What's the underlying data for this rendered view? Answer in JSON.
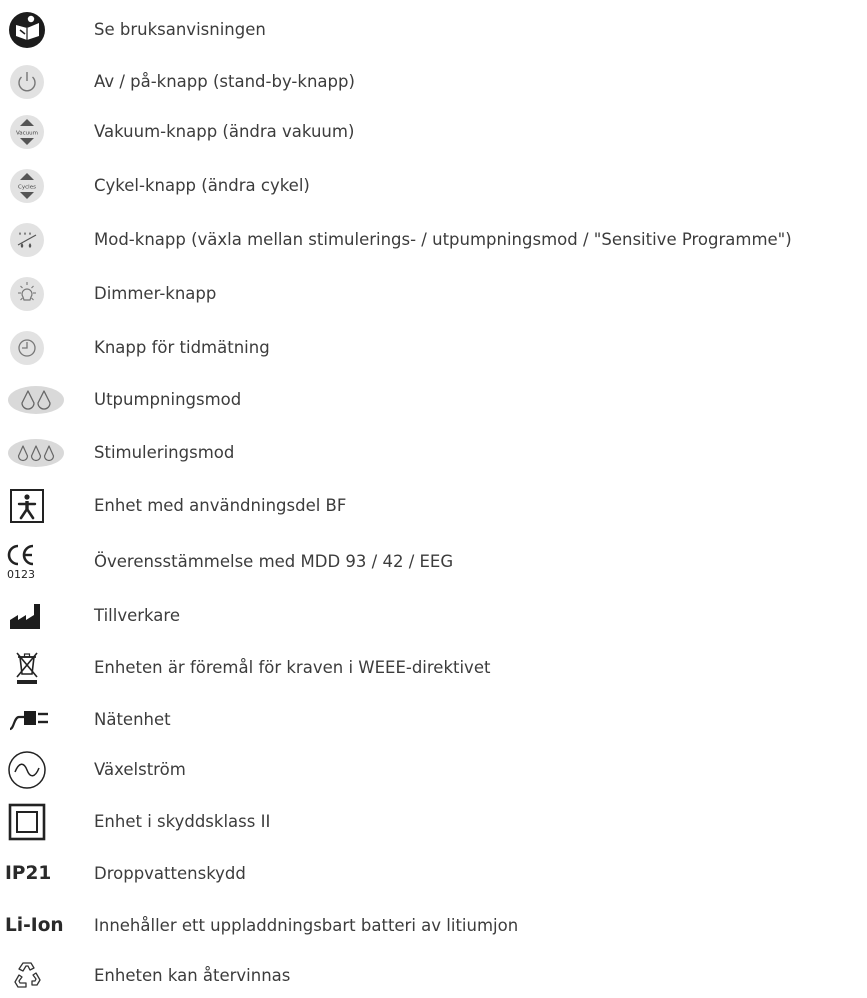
{
  "symbols": [
    {
      "icon": "instruction-manual-icon",
      "label": "Se bruksanvisningen"
    },
    {
      "icon": "power-button-icon",
      "label": "Av / på-knapp (stand-by-knapp)"
    },
    {
      "icon": "vacuum-button-icon",
      "icon_text": "Vacuum",
      "label": "Vakuum-knapp (ändra vakuum)"
    },
    {
      "icon": "cycle-button-icon",
      "icon_text": "Cycles",
      "label": "Cykel-knapp (ändra cykel)"
    },
    {
      "icon": "mode-button-icon",
      "label": "Mod-knapp (växla mellan stimulerings- / utpumpningsmod / \"Sensitive Programme\")"
    },
    {
      "icon": "dimmer-button-icon",
      "label": "Dimmer-knapp"
    },
    {
      "icon": "timer-button-icon",
      "label": "Knapp för tidmätning"
    },
    {
      "icon": "expression-mode-icon",
      "label": "Utpumpningsmod"
    },
    {
      "icon": "stimulation-mode-icon",
      "label": "Stimuleringsmod"
    },
    {
      "icon": "type-bf-applied-part-icon",
      "label": "Enhet med användningsdel BF"
    },
    {
      "icon": "ce-mark-icon",
      "icon_text": "0123",
      "label": "Överensstämmelse med MDD 93 / 42 / EEG"
    },
    {
      "icon": "manufacturer-icon",
      "label": "Tillverkare"
    },
    {
      "icon": "weee-bin-icon",
      "label": "Enheten är föremål för kraven i WEEE-direktivet"
    },
    {
      "icon": "power-supply-icon",
      "label": "Nätenhet"
    },
    {
      "icon": "alternating-current-icon",
      "label": "Växelström"
    },
    {
      "icon": "protection-class-2-icon",
      "label": "Enhet i skyddsklass II"
    },
    {
      "icon": "ip21-code",
      "code": "IP21",
      "label": "Droppvattenskydd"
    },
    {
      "icon": "li-ion-code",
      "code": "Li-Ion",
      "label": "Innehåller ett uppladdningsbart batteri av litiumjon"
    },
    {
      "icon": "recycling-icon",
      "label": "Enheten kan återvinnas"
    }
  ]
}
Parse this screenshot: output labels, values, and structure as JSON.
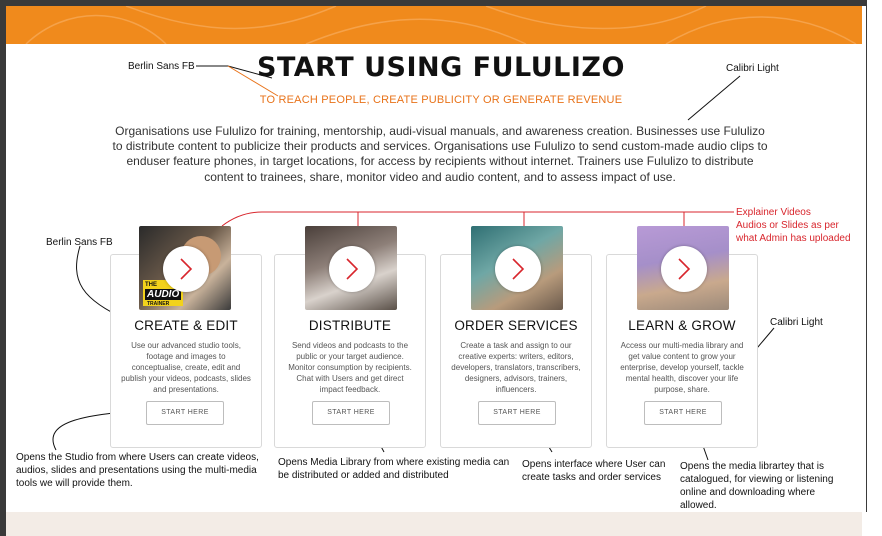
{
  "page": {
    "title": "START USING FULULIZO",
    "subtitle": "TO REACH PEOPLE, CREATE PUBLICITY OR GENERATE REVENUE",
    "intro": "Organisations use Fululizo for training, mentorship, audi-visual manuals, and awareness creation. Businesses use Fululizo to distribute content to publicize their products and services. Organisations use Fululizo to send custom-made audio clips to enduser feature phones, in target locations, for access by recipients without internet. Trainers use Fululizo to distribute content to trainees, share, monitor video and audio content, and to assess impact of use."
  },
  "annotations": {
    "title_font": "Berlin Sans FB",
    "intro_font": "Calibri Light",
    "card_title_font": "Berlin Sans FB",
    "card_desc_font": "Calibri Light",
    "explainer": [
      "Explainer Videos",
      "Audios or Slides as per",
      "what Admin has uploaded"
    ],
    "create_note": "Opens the Studio from where Users can create videos, audios, slides and presentations using the multi-media tools we will provide them.",
    "distribute_note": "Opens Media Library from where existing media can be distributed or added and distributed",
    "order_note": "Opens interface where User can create tasks and order services",
    "learn_note": "Opens the media librartey that is catalogued, for viewing or listening online and downloading where allowed."
  },
  "cards": [
    {
      "title": "CREATE & EDIT",
      "description": "Use our advanced studio tools, footage and images to conceptualise, create, edit and publish your videos, podcasts, slides and presentations.",
      "button": "START HERE",
      "thumb_label": [
        "THE",
        "AUDIO",
        "TRAINER"
      ],
      "icon": "play-chevron-icon"
    },
    {
      "title": "DISTRIBUTE",
      "description": "Send videos and podcasts to the public or your target audience. Monitor consumption by recipients. Chat with Users and get direct impact feedback.",
      "button": "START HERE",
      "icon": "play-chevron-icon"
    },
    {
      "title": "ORDER SERVICES",
      "description": "Create a task and assign to our creative experts: writers, editors, developers, translators, transcribers, designers, advisors, trainers, influencers.",
      "button": "START HERE",
      "icon": "play-chevron-icon"
    },
    {
      "title": "LEARN & GROW",
      "description": "Access our multi-media library and get value content to grow your enterprise, develop yourself, tackle mental health, discover your life purpose, share.",
      "button": "START HERE",
      "icon": "play-chevron-icon"
    }
  ],
  "colors": {
    "banner": "#f08a1c",
    "accent": "#e8731a",
    "annotation_red": "#d8262d"
  }
}
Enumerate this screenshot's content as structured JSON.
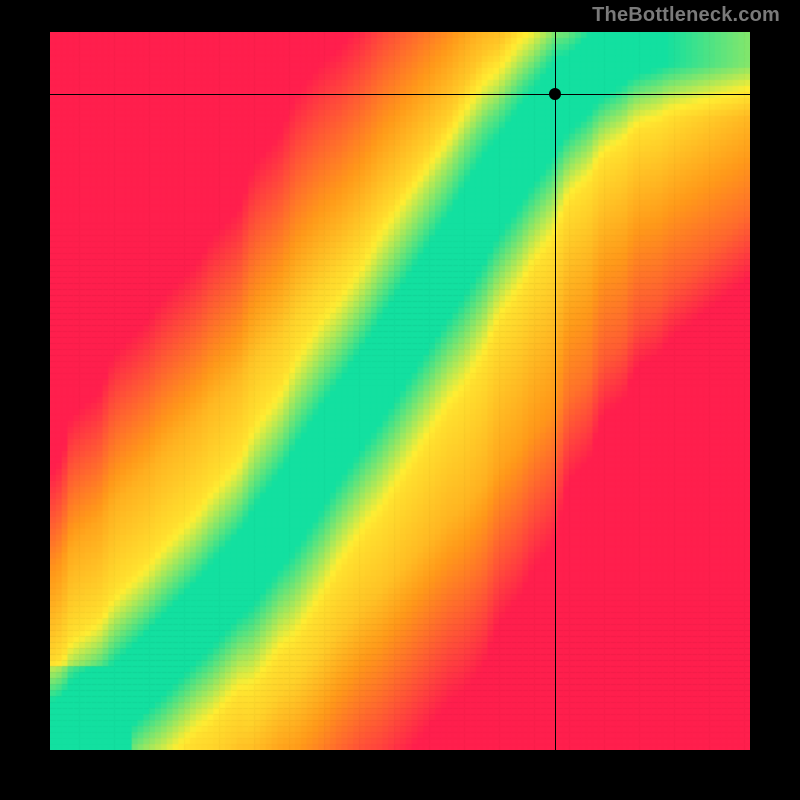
{
  "attribution": "TheBottleneck.com",
  "colors": {
    "red": "#ff1f4d",
    "orange": "#ff9a1a",
    "yellow": "#ffee33",
    "green": "#14e0a0"
  },
  "plot": {
    "crosshair": {
      "x_frac": 0.722,
      "y_frac": 0.087
    },
    "marker": {
      "x_frac": 0.722,
      "y_frac": 0.087
    },
    "ridge": {
      "comment": "Fractional (x,y) points along the green optimal ridge, origin at top-left of plot area. Values estimated from pixels.",
      "points": [
        [
          0.02,
          0.985
        ],
        [
          0.08,
          0.945
        ],
        [
          0.15,
          0.88
        ],
        [
          0.22,
          0.81
        ],
        [
          0.28,
          0.745
        ],
        [
          0.34,
          0.665
        ],
        [
          0.4,
          0.575
        ],
        [
          0.46,
          0.49
        ],
        [
          0.52,
          0.4
        ],
        [
          0.58,
          0.31
        ],
        [
          0.63,
          0.23
        ],
        [
          0.68,
          0.16
        ],
        [
          0.73,
          0.095
        ],
        [
          0.78,
          0.05
        ],
        [
          0.83,
          0.02
        ],
        [
          0.88,
          0.005
        ]
      ],
      "green_half_width_frac": 0.04,
      "yellow_half_width_frac": 0.115
    },
    "pixelation_cells": 120
  },
  "chart_data": {
    "type": "heatmap",
    "title": "",
    "xlabel": "",
    "ylabel": "",
    "xlim": [
      0,
      1
    ],
    "ylim": [
      0,
      1
    ],
    "comment": "No numeric axis labels or titles are visible in the image; only a pixelated heatmap with a crosshair and branding text are rendered.",
    "color_scale": [
      {
        "value": 0.0,
        "color": "#ff1f4d",
        "meaning": "far from optimal"
      },
      {
        "value": 0.4,
        "color": "#ff9a1a",
        "meaning": "suboptimal"
      },
      {
        "value": 0.7,
        "color": "#ffee33",
        "meaning": "near optimal"
      },
      {
        "value": 1.0,
        "color": "#14e0a0",
        "meaning": "optimal"
      }
    ],
    "ridge_points_xy": [
      [
        0.02,
        0.015
      ],
      [
        0.08,
        0.055
      ],
      [
        0.15,
        0.12
      ],
      [
        0.22,
        0.19
      ],
      [
        0.28,
        0.255
      ],
      [
        0.34,
        0.335
      ],
      [
        0.4,
        0.425
      ],
      [
        0.46,
        0.51
      ],
      [
        0.52,
        0.6
      ],
      [
        0.58,
        0.69
      ],
      [
        0.63,
        0.77
      ],
      [
        0.68,
        0.84
      ],
      [
        0.73,
        0.905
      ],
      [
        0.78,
        0.95
      ],
      [
        0.83,
        0.98
      ],
      [
        0.88,
        0.995
      ]
    ],
    "marker_xy": [
      0.722,
      0.913
    ]
  }
}
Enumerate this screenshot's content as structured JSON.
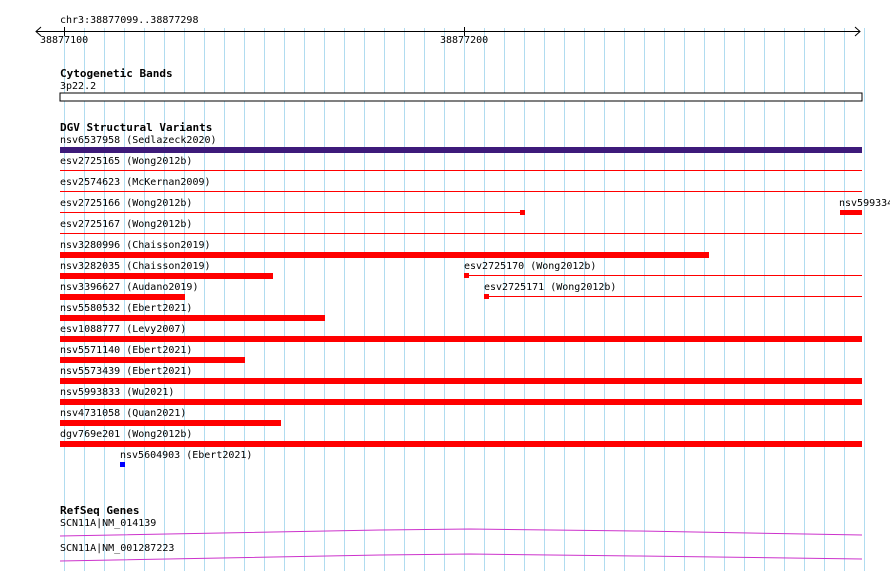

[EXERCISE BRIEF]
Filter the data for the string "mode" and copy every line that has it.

[REPLY TO THE EXERCISE]
      "icon": "mode-button-icon",
      "icon": "expression-mode-icon",
      "icon": "stimulation-mode-icon",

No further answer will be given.